Collection entries:
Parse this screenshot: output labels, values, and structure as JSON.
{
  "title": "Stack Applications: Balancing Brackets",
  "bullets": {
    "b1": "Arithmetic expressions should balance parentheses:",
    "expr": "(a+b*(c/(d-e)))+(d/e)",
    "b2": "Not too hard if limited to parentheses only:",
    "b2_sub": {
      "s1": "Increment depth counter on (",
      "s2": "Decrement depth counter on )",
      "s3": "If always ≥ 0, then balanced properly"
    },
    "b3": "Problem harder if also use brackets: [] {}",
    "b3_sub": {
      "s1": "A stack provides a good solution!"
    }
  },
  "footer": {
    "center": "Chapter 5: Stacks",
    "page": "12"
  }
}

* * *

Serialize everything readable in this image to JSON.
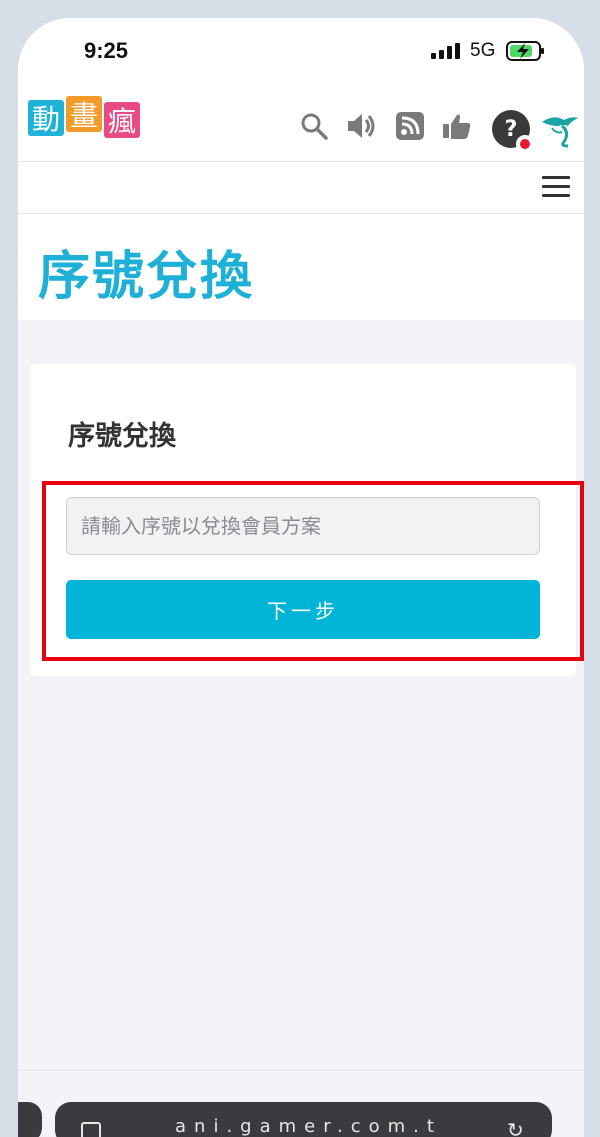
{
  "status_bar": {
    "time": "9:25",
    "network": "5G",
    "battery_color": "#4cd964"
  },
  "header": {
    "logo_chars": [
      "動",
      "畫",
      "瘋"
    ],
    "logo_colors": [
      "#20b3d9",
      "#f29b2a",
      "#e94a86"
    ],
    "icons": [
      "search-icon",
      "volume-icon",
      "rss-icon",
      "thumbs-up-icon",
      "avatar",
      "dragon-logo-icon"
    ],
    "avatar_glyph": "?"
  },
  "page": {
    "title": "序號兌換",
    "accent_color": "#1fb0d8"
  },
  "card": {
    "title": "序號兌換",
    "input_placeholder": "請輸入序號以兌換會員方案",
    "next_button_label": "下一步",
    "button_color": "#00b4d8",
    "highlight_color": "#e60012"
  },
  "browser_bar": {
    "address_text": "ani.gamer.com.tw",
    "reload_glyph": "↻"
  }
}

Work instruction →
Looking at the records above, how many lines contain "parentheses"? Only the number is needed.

Output →
2